Monday, June 16, 2008

Racism & Reverse Racism

This evening I was introduced to a well-written 2006 Washington Post article entitled Black Men Quietly Combating Stereotypes. I found it on a blog that I visit from time to time, one family's story of their adoptions (both domestic and international) and their efforts to raise healthy black boys in a transracial family.

Speaking from my own perspective as Mom in a transracial adoptive family, I can honestly say that our "rainbow" family is a thing of beauty to me. And living in Chile as we do, with a black son as young (and dare I say adorable) as ours currently is, we actually experience on a daily basis what I like to call "reverse racism." (Or as my seven-year old daughter somewhat enviously describes it, why-do-people-always-talk-to-Owen and why-do-people-always-look-at-Owen and why-do-people-always-give-Owen-free stuff!)

I joke about the "paparazzi" but the truth is that we cannot go out in public unnoticed. We are gringos in a land of Chileans and we are a shocking contrast of white-skinned and black-skinned in a land of mostly matching mocha. Children are the most amusing to watch when we pass by; too innocent to dissimulate, their mouths usually drop open in amazement and their voice soon follows in an animated announcement to "mira el negrito!"

So the truth of the matter is that for here, and now, our son is a warmly welcomed celebrity of sorts. But he won't always be a cute little boy. Someday he will grow up and become a black teenaged boy; someday he will grow up even more and become a black adult man. And someday, he will return to a land where his skin color is not such an exciting novelty and people are not so curious to know who he is - because they will think they already do, simply because of the color of his skin.

It would be untruthful to say that I don't sometimes feel scared for my son's well-being: I do. That is why I read blogs and articles and books and try to prepare myself to prepare my son for what he will someday face in the world "out there." But my heart's greatest desire for each of my children is that first and foremost they will find their identity not in the color of their skin; or in being missionary kids, "gringos," or adoptees; but in being a son or daughter of the King of kings.
That is my hope, and my prayer.
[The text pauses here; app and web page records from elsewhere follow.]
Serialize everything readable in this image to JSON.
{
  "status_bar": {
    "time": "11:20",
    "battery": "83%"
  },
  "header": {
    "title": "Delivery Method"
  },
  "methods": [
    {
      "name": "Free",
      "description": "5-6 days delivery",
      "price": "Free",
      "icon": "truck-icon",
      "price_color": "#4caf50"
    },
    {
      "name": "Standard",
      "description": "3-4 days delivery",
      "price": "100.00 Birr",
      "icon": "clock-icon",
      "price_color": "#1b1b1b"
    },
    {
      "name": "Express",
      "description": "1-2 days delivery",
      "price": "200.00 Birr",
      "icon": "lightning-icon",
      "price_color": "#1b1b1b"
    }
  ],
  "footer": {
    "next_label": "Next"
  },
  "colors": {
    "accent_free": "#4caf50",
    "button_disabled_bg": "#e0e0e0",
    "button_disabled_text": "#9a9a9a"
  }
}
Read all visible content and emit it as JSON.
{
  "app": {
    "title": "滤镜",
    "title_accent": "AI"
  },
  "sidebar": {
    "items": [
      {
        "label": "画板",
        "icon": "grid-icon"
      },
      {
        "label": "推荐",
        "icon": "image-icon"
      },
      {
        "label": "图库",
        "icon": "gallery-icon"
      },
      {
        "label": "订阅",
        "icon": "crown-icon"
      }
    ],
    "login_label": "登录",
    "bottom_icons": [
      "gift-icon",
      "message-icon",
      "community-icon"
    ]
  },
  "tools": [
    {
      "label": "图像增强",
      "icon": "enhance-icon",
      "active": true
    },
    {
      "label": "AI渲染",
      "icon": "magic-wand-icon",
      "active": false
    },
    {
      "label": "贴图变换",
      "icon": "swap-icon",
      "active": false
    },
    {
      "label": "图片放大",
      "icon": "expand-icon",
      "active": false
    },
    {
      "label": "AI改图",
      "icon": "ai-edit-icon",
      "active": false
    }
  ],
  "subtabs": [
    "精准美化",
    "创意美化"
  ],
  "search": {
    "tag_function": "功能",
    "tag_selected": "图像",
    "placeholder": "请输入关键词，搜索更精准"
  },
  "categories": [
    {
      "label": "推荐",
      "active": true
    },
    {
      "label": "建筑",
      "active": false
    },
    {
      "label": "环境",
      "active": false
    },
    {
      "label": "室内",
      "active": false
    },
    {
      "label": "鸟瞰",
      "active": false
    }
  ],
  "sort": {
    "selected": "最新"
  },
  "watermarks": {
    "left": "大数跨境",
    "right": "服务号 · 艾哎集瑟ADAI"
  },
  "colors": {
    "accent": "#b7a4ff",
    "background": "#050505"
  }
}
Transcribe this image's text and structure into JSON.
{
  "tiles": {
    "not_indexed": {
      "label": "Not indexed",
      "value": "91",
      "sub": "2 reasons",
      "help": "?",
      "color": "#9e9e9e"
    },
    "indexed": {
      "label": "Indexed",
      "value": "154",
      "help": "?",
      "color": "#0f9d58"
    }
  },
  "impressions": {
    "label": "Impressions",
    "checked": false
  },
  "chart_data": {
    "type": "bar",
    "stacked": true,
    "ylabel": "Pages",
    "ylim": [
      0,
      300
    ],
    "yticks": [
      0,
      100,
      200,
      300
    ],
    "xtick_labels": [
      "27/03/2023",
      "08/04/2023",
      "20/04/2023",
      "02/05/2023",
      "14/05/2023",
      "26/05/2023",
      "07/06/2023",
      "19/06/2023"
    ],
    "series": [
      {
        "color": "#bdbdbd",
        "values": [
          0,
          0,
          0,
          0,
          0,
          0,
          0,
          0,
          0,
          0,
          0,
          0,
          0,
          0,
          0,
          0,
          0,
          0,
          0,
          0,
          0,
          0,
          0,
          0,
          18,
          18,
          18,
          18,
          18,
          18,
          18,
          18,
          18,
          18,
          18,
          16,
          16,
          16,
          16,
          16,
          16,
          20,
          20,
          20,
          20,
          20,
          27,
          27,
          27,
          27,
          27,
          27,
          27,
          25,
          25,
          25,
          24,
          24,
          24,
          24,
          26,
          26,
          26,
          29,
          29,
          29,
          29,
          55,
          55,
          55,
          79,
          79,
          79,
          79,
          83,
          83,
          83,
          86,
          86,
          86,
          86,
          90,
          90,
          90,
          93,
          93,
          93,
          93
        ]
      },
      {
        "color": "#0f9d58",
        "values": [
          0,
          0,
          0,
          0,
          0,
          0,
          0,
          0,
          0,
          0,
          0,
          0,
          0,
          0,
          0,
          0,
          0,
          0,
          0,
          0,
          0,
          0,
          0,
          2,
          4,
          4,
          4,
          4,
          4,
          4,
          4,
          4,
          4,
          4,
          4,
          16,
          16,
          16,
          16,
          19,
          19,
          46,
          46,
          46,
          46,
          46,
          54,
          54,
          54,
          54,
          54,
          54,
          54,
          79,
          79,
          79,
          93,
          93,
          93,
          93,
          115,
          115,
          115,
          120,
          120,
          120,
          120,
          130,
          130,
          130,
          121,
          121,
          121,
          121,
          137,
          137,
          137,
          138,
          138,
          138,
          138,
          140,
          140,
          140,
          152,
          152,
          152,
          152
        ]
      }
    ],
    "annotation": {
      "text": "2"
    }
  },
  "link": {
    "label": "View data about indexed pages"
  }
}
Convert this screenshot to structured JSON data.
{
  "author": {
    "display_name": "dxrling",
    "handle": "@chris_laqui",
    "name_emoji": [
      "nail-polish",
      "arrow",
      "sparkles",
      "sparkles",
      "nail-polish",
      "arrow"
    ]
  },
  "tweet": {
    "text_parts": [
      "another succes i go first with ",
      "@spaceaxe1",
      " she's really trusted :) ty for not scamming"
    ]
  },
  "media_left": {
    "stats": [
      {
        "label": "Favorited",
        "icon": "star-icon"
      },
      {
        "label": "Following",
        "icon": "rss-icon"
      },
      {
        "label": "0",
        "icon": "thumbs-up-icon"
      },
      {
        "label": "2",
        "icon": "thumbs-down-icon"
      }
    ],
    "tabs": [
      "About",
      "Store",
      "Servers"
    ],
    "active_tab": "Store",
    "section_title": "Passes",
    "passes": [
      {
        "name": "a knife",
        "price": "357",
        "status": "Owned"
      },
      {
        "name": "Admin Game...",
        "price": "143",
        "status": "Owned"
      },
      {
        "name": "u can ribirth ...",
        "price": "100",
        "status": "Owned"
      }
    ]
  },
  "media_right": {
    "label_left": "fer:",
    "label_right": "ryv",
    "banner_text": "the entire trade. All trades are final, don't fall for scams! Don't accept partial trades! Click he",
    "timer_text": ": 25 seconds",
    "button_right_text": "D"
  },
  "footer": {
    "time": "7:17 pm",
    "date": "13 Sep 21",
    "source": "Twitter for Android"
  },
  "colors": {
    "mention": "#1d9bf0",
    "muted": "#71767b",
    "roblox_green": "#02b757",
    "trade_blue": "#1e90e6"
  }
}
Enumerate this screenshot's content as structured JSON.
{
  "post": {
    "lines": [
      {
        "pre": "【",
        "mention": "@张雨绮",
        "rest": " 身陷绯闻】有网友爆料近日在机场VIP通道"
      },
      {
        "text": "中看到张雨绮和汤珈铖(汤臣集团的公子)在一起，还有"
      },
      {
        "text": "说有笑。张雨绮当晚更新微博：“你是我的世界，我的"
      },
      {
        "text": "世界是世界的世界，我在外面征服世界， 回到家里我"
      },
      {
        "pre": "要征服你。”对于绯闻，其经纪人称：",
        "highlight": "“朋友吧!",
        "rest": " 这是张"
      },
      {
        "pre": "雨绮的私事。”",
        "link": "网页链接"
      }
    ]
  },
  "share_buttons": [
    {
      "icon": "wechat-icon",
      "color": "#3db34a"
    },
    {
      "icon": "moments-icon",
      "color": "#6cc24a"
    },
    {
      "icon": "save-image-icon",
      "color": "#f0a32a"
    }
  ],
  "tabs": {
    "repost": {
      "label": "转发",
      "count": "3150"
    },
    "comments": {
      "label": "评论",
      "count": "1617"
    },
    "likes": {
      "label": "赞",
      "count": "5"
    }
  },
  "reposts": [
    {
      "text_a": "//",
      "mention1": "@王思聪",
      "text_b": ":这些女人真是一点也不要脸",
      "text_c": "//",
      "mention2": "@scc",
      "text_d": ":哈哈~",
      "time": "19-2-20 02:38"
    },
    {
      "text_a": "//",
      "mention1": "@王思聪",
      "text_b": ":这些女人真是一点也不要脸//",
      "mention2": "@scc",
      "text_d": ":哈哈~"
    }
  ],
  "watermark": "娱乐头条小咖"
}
1 comment:

Anonymous said...

I think you're right on, dear Steph...praying with you on that one...